:: INSTRUCTIONS FOR THE TASK ::
Copy out every line of the records where the string "icon" occurs.

(Dataset entries)
****

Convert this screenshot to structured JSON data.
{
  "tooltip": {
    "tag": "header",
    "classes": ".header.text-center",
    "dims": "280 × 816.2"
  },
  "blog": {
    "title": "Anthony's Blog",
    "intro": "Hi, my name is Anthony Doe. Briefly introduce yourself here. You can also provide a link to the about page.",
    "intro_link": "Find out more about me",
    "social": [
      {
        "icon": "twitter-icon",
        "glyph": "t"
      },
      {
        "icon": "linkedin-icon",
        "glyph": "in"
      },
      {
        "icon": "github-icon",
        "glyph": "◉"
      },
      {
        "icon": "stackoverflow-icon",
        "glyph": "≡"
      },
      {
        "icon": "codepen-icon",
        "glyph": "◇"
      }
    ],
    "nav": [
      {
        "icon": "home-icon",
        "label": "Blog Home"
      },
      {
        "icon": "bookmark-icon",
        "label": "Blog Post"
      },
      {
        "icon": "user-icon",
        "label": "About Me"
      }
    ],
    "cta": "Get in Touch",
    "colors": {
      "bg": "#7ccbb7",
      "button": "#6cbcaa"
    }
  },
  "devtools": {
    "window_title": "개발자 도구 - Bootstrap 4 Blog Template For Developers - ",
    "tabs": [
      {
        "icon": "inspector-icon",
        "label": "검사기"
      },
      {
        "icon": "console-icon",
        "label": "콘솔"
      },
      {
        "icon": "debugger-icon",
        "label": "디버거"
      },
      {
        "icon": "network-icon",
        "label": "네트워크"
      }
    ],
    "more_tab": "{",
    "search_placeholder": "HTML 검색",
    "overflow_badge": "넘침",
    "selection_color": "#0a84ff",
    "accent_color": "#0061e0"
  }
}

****

:: COMPLETED EXERCISE ::
        "icon": "twitter-icon",
        "icon": "linkedin-icon",
        "icon": "github-icon",
        "icon": "stackoverflow-icon",
        "icon": "codepen-icon",
        "icon": "home-icon",
        "icon": "bookmark-icon",
        "icon": "user-icon",
        "icon": "inspector-icon",
        "icon": "console-icon",
        "icon": "debugger-icon",
        "icon": "network-icon",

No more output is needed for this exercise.